===== Records provided

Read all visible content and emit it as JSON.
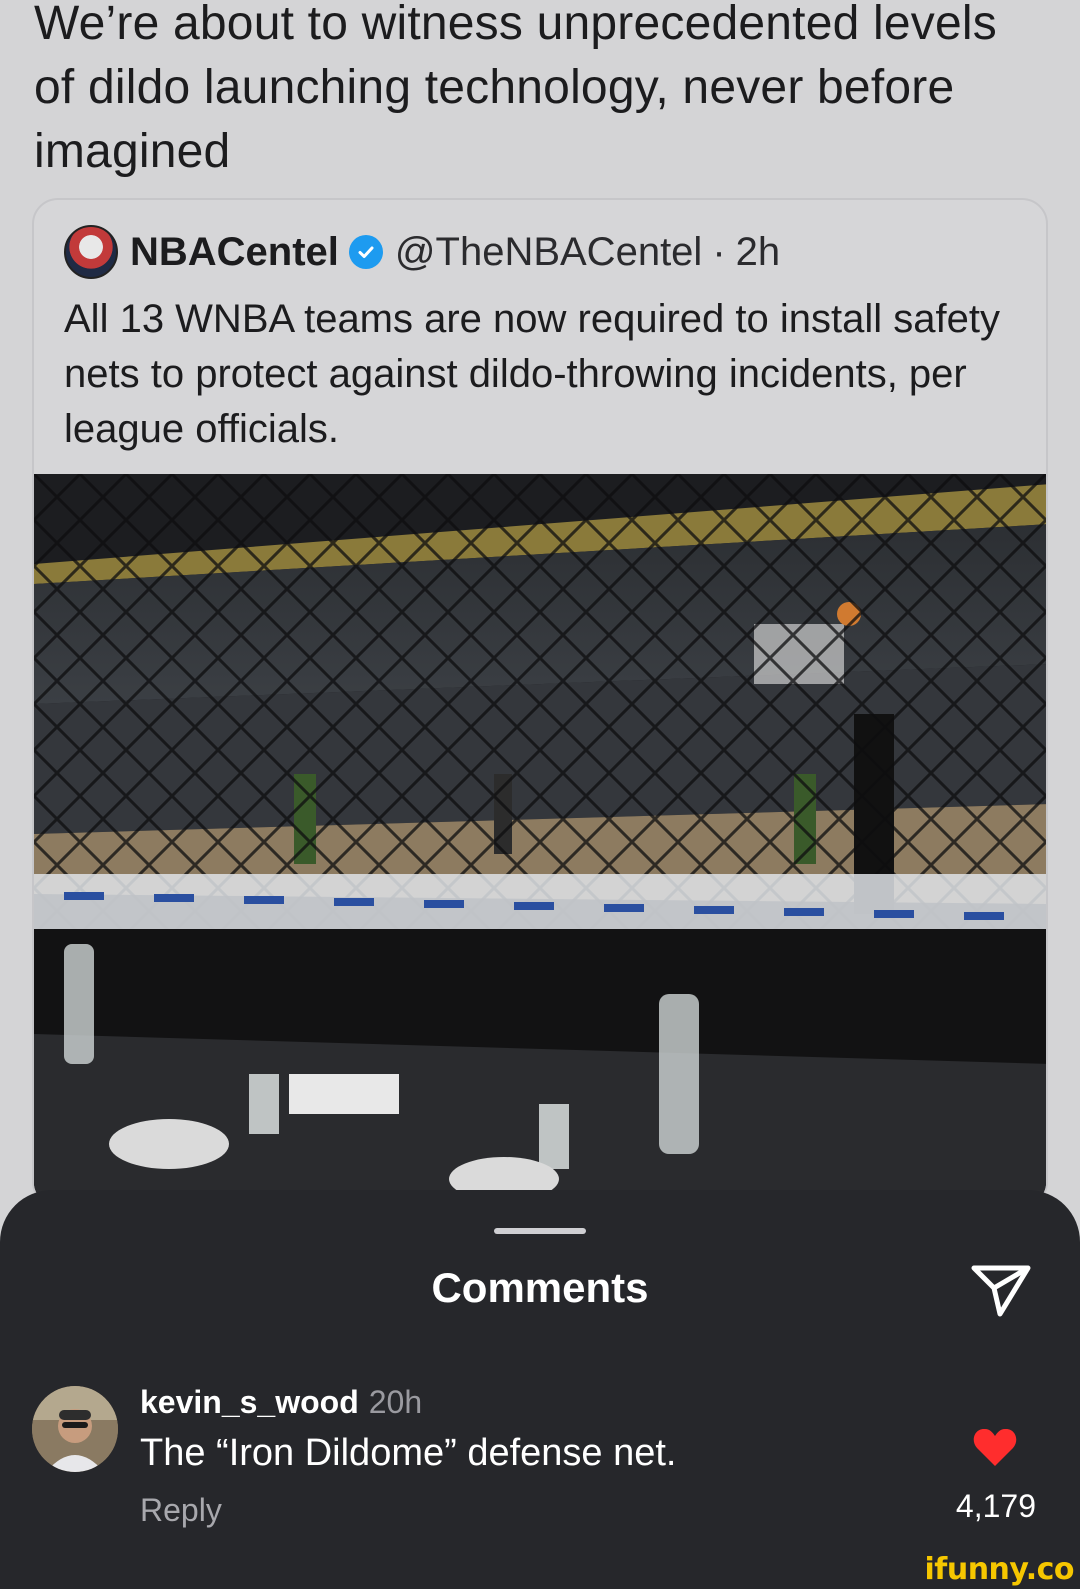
{
  "post": {
    "caption": "We’re about to witness unprecedented levels of dildo launching technology, never before imagined"
  },
  "quoted_tweet": {
    "display_name": "NBACentel",
    "handle": "@TheNBACentel",
    "separator": "·",
    "time": "2h",
    "text": "All 13 WNBA teams are now required to install safety nets to protect against dildo-throwing incidents, per league officials.",
    "icons": {
      "avatar": "nbacentel-logo-icon",
      "verified": "verified-badge-icon"
    },
    "colors": {
      "verified": "#1d9bf0"
    }
  },
  "comments_sheet": {
    "title": "Comments",
    "send_icon": "send-icon",
    "comments": [
      {
        "username": "kevin_s_wood",
        "time": "20h",
        "text": "The “Iron Dildome” defense net.",
        "reply_label": "Reply",
        "likes": "4,179",
        "liked": true,
        "like_color": "#ff2d2d"
      }
    ]
  },
  "watermark": "ifunny.co"
}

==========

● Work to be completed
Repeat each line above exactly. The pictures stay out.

● Result of the exercise
Read all visible content and emit it as JSON.
{
  "post": {
    "caption": "We’re about to witness unprecedented levels of dildo launching technology, never before imagined"
  },
  "quoted_tweet": {
    "display_name": "NBACentel",
    "handle": "@TheNBACentel",
    "separator": "·",
    "time": "2h",
    "text": "All 13 WNBA teams are now required to install safety nets to protect against dildo-throwing incidents, per league officials.",
    "icons": {
      "avatar": "nbacentel-logo-icon",
      "verified": "verified-badge-icon"
    },
    "colors": {
      "verified": "#1d9bf0"
    }
  },
  "comments_sheet": {
    "title": "Comments",
    "send_icon": "send-icon",
    "comments": [
      {
        "username": "kevin_s_wood",
        "time": "20h",
        "text": "The “Iron Dildome” defense net.",
        "reply_label": "Reply",
        "likes": "4,179",
        "liked": true,
        "like_color": "#ff2d2d"
      }
    ]
  },
  "watermark": "ifunny.co"
}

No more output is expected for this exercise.